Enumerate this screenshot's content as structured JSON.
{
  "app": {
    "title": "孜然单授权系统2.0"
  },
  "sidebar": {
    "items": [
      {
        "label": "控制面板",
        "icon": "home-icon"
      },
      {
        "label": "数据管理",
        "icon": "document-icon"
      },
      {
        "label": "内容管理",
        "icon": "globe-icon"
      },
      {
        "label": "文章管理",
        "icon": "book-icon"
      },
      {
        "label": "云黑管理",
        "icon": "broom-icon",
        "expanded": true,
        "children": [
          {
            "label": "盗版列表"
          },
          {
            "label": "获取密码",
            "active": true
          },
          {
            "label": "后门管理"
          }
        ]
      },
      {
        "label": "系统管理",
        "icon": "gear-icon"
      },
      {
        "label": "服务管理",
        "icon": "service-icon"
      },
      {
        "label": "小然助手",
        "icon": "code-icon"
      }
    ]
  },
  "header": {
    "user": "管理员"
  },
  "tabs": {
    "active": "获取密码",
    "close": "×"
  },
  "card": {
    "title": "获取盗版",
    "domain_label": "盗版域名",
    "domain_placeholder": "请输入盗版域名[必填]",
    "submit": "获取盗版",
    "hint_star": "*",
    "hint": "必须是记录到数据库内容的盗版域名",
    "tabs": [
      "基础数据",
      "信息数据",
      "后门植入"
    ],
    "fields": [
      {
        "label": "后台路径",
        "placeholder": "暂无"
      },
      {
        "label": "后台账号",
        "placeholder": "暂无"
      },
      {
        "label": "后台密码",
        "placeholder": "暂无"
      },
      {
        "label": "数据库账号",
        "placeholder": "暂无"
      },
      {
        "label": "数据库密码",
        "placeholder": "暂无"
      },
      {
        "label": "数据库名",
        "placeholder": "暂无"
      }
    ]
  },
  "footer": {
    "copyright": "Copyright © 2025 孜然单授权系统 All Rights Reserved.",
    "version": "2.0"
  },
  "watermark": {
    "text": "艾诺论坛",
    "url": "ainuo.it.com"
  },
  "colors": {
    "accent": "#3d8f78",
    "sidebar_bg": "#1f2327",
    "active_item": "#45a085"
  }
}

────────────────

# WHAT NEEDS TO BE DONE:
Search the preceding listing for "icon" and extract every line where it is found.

# REPLY TO THE EXERCISE:
        "icon": "home-icon"
        "icon": "document-icon"
        "icon": "globe-icon"
        "icon": "book-icon"
        "icon": "broom-icon",
        "icon": "gear-icon"
        "icon": "service-icon"
        "icon": "code-icon"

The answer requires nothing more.